Data records.

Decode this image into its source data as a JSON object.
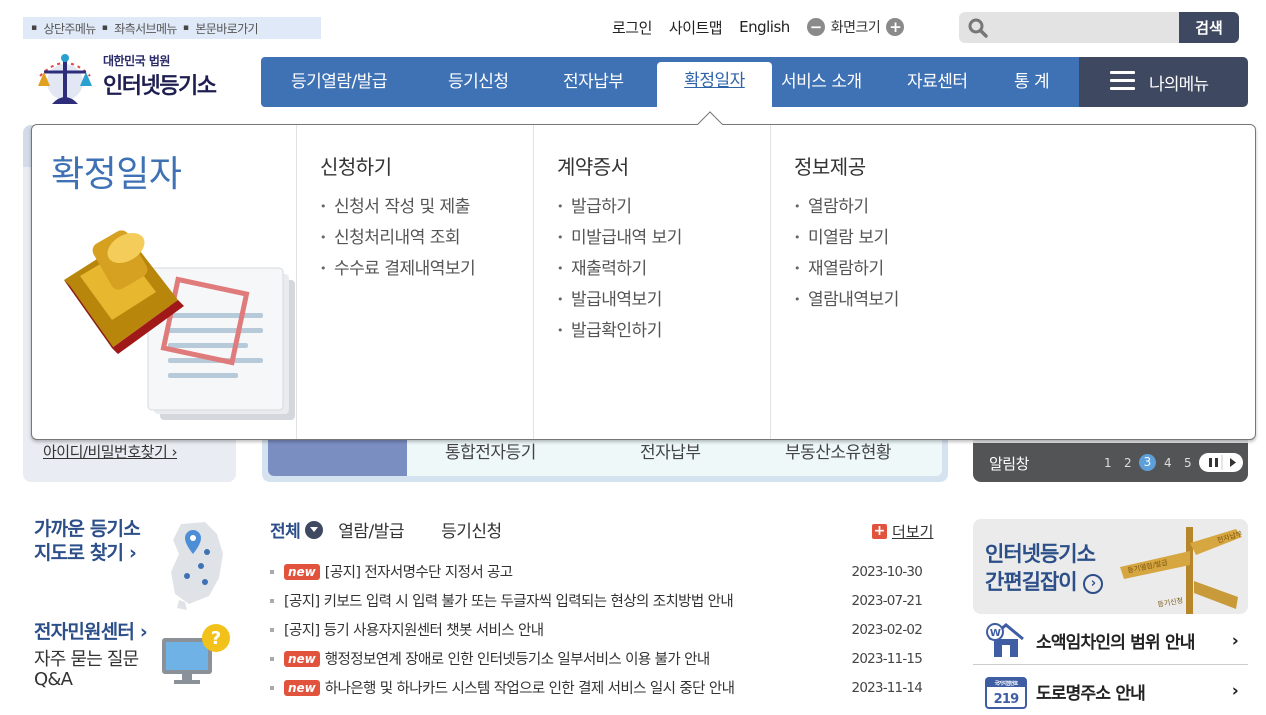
{
  "skip_nav": [
    "상단주메뉴",
    "좌측서브메뉴",
    "본문바로가기"
  ],
  "util": {
    "login": "로그인",
    "sitemap": "사이트맵",
    "english": "English",
    "zoom_label": "화면크기",
    "zoom_minus": "−",
    "zoom_plus": "+"
  },
  "search": {
    "placeholder": "",
    "button": "검색"
  },
  "logo": {
    "org": "대한민국 법원",
    "name": "인터넷등기소"
  },
  "gnb": [
    {
      "label": "등기열람/발급"
    },
    {
      "label": "등기신청"
    },
    {
      "label": "전자납부"
    },
    {
      "label": "확정일자",
      "active": true
    },
    {
      "label": "서비스 소개"
    },
    {
      "label": "자료센터"
    },
    {
      "label": "통 계"
    }
  ],
  "mymenu": "나의메뉴",
  "mega": {
    "title": "확정일자",
    "columns": [
      {
        "heading": "신청하기",
        "items": [
          "신청서 작성 및 제출",
          "신청처리내역 조회",
          "수수료 결제내역보기"
        ]
      },
      {
        "heading": "계약증서",
        "items": [
          "발급하기",
          "미발급내역 보기",
          "재출력하기",
          "발급내역보기",
          "발급확인하기"
        ]
      },
      {
        "heading": "정보제공",
        "items": [
          "열람하기",
          "미열람 보기",
          "재열람하기",
          "열람내역보기"
        ]
      }
    ]
  },
  "login_box": {
    "find_id": "아이디/비밀번호찾기 ›"
  },
  "quick": [
    "통합전자등기",
    "전자납부",
    "부동산소유현황"
  ],
  "alarm": {
    "title": "알림창",
    "pages": [
      "1",
      "2",
      "3",
      "4",
      "5"
    ],
    "current": "3"
  },
  "left_links": {
    "nearby": [
      "가까운 등기소",
      "지도로 찾기 ›"
    ],
    "ecenter": "전자민원센터 ›",
    "faq": [
      "자주 묻는 질문",
      "Q&A"
    ]
  },
  "notice_tabs": [
    "전체",
    "열람/발급",
    "등기신청"
  ],
  "more": "더보기",
  "notices": [
    {
      "new": true,
      "title": "[공지] 전자서명수단 지정서 공고",
      "date": "2023-10-30"
    },
    {
      "new": false,
      "title": "[공지] 키보드 입력 시 입력 불가 또는 두글자씩 입력되는 현상의 조치방법 안내",
      "date": "2023-07-21"
    },
    {
      "new": false,
      "title": "[공지] 등기 사용자지원센터 챗봇 서비스 안내",
      "date": "2023-02-02"
    },
    {
      "new": true,
      "title": "행정정보연계 장애로 인한 인터넷등기소 일부서비스 이용 불가 안내",
      "date": "2023-11-15"
    },
    {
      "new": true,
      "title": "하나은행 및 하나카드 시스템 작업으로 인한 결제 서비스 일시 중단 안내",
      "date": "2023-11-14"
    }
  ],
  "new_badge": "new",
  "guide": {
    "line1": "인터넷등기소",
    "line2": "간편길잡이",
    "sign1": "등기열람/발급",
    "sign2": "등기신청",
    "sign3": "전자납부"
  },
  "links": [
    "소액임차인의 범위 안내",
    "도로명주소 안내"
  ],
  "road_sign": {
    "top": "국가지점번호",
    "num": "219"
  },
  "colors": {
    "primary": "#3e72b5",
    "dark": "#3f4861",
    "accent": "#e2533e"
  }
}
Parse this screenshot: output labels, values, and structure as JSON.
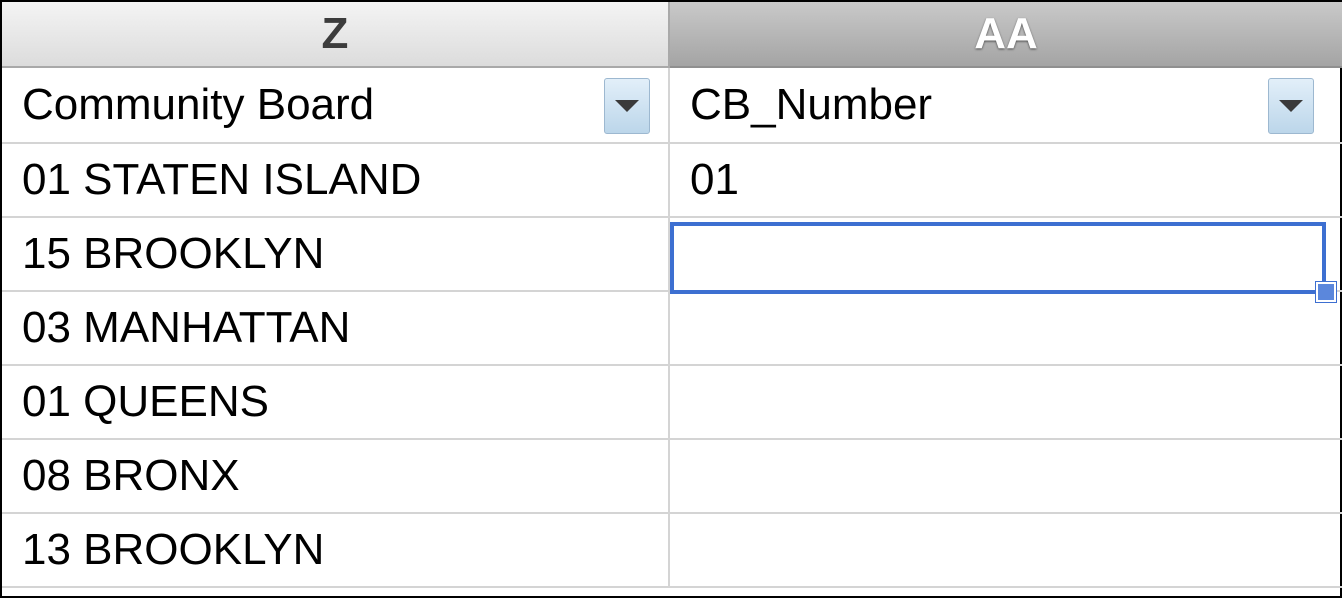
{
  "columns": {
    "z": "Z",
    "aa": "AA"
  },
  "headers": {
    "community_board": "Community Board",
    "cb_number": "CB_Number"
  },
  "rows": [
    {
      "community_board": "01 STATEN ISLAND",
      "cb_number": "01"
    },
    {
      "community_board": "15 BROOKLYN",
      "cb_number": ""
    },
    {
      "community_board": "03 MANHATTAN",
      "cb_number": ""
    },
    {
      "community_board": "01 QUEENS",
      "cb_number": ""
    },
    {
      "community_board": "08 BRONX",
      "cb_number": ""
    },
    {
      "community_board": "13 BROOKLYN",
      "cb_number": ""
    }
  ],
  "selected_cell": "AA3",
  "colors": {
    "selection": "#3d6fd1",
    "filter_button": "#c9dff0",
    "grid": "#d4d4d4"
  },
  "icons": {
    "filter": "dropdown-arrow-icon"
  }
}
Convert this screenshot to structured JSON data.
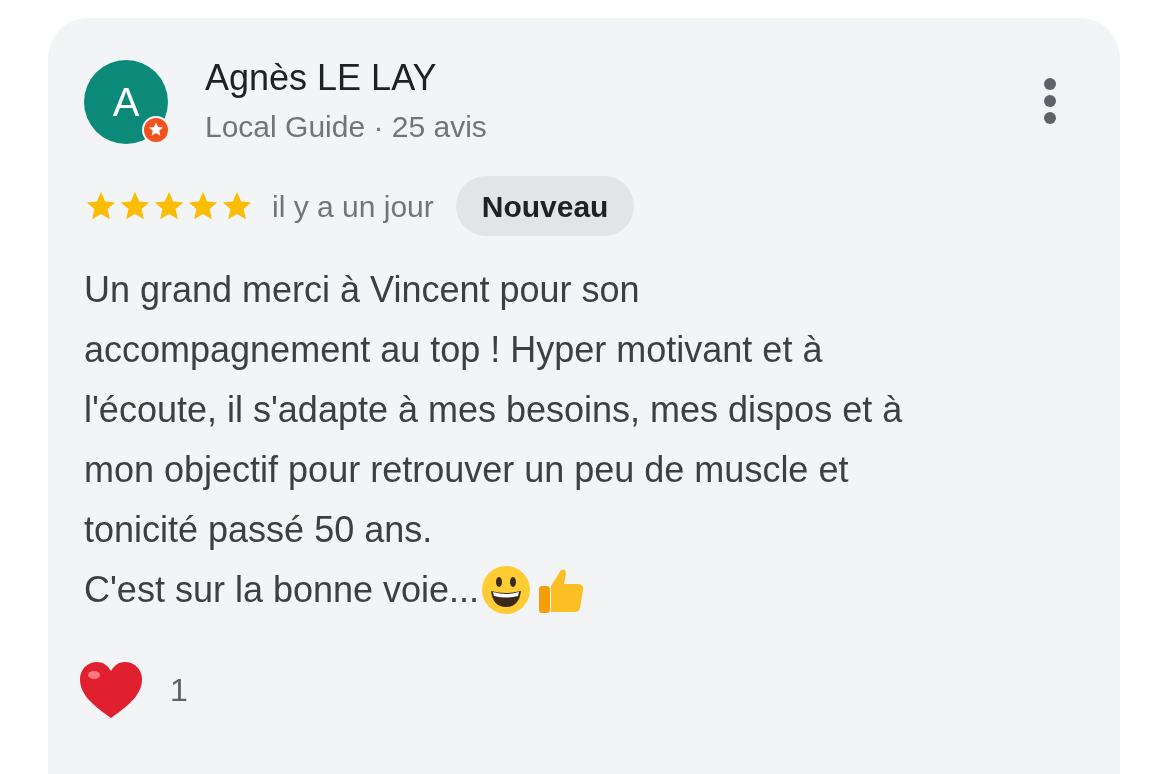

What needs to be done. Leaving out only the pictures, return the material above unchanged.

Task solution.
Decode this image into its source data as a JSON object.
{
  "skip_nav": [
    "상단주메뉴",
    "좌측서브메뉴",
    "본문바로가기"
  ],
  "util": {
    "login": "로그인",
    "sitemap": "사이트맵",
    "english": "English",
    "zoom_label": "화면크기",
    "zoom_minus": "−",
    "zoom_plus": "+"
  },
  "search": {
    "placeholder": "",
    "button": "검색"
  },
  "logo": {
    "org": "대한민국 법원",
    "name": "인터넷등기소"
  },
  "gnb": [
    {
      "label": "등기열람/발급"
    },
    {
      "label": "등기신청"
    },
    {
      "label": "전자납부"
    },
    {
      "label": "확정일자",
      "active": true
    },
    {
      "label": "서비스 소개"
    },
    {
      "label": "자료센터"
    },
    {
      "label": "통 계"
    }
  ],
  "mymenu": "나의메뉴",
  "mega": {
    "title": "확정일자",
    "columns": [
      {
        "heading": "신청하기",
        "items": [
          "신청서 작성 및 제출",
          "신청처리내역 조회",
          "수수료 결제내역보기"
        ]
      },
      {
        "heading": "계약증서",
        "items": [
          "발급하기",
          "미발급내역 보기",
          "재출력하기",
          "발급내역보기",
          "발급확인하기"
        ]
      },
      {
        "heading": "정보제공",
        "items": [
          "열람하기",
          "미열람 보기",
          "재열람하기",
          "열람내역보기"
        ]
      }
    ]
  },
  "login_box": {
    "find_id": "아이디/비밀번호찾기 ›"
  },
  "quick": [
    "통합전자등기",
    "전자납부",
    "부동산소유현황"
  ],
  "alarm": {
    "title": "알림창",
    "pages": [
      "1",
      "2",
      "3",
      "4",
      "5"
    ],
    "current": "3"
  },
  "left_links": {
    "nearby": [
      "가까운 등기소",
      "지도로 찾기 ›"
    ],
    "ecenter": "전자민원센터 ›",
    "faq": [
      "자주 묻는 질문",
      "Q&A"
    ]
  },
  "notice_tabs": [
    "전체",
    "열람/발급",
    "등기신청"
  ],
  "more": "더보기",
  "notices": [
    {
      "new": true,
      "title": "[공지] 전자서명수단 지정서 공고",
      "date": "2023-10-30"
    },
    {
      "new": false,
      "title": "[공지] 키보드 입력 시 입력 불가 또는 두글자씩 입력되는 현상의 조치방법 안내",
      "date": "2023-07-21"
    },
    {
      "new": false,
      "title": "[공지] 등기 사용자지원센터 챗봇 서비스 안내",
      "date": "2023-02-02"
    },
    {
      "new": true,
      "title": "행정정보연계 장애로 인한 인터넷등기소 일부서비스 이용 불가 안내",
      "date": "2023-11-15"
    },
    {
      "new": true,
      "title": "하나은행 및 하나카드 시스템 작업으로 인한 결제 서비스 일시 중단 안내",
      "date": "2023-11-14"
    }
  ],
  "new_badge": "new",
  "guide": {
    "line1": "인터넷등기소",
    "line2": "간편길잡이",
    "sign1": "등기열람/발급",
    "sign2": "등기신청",
    "sign3": "전자납부"
  },
  "links": [
    "소액임차인의 범위 안내",
    "도로명주소 안내"
  ],
  "road_sign": {
    "top": "국가지점번호",
    "num": "219"
  },
  "colors": {
    "primary": "#3e72b5",
    "dark": "#3f4861",
    "accent": "#e2533e"
  }
}
Parse this screenshot: output labels, values, and structure as JSON.
{
  "columns": {
    "z": "Z",
    "aa": "AA"
  },
  "headers": {
    "community_board": "Community Board",
    "cb_number": "CB_Number"
  },
  "rows": [
    {
      "community_board": "01 STATEN ISLAND",
      "cb_number": "01"
    },
    {
      "community_board": "15 BROOKLYN",
      "cb_number": ""
    },
    {
      "community_board": "03 MANHATTAN",
      "cb_number": ""
    },
    {
      "community_board": "01 QUEENS",
      "cb_number": ""
    },
    {
      "community_board": "08 BRONX",
      "cb_number": ""
    },
    {
      "community_board": "13 BROOKLYN",
      "cb_number": ""
    }
  ],
  "selected_cell": "AA3",
  "colors": {
    "selection": "#3d6fd1",
    "filter_button": "#c9dff0",
    "grid": "#d4d4d4"
  },
  "icons": {
    "filter": "dropdown-arrow-icon"
  }
}
Convert this screenshot to structured JSON data.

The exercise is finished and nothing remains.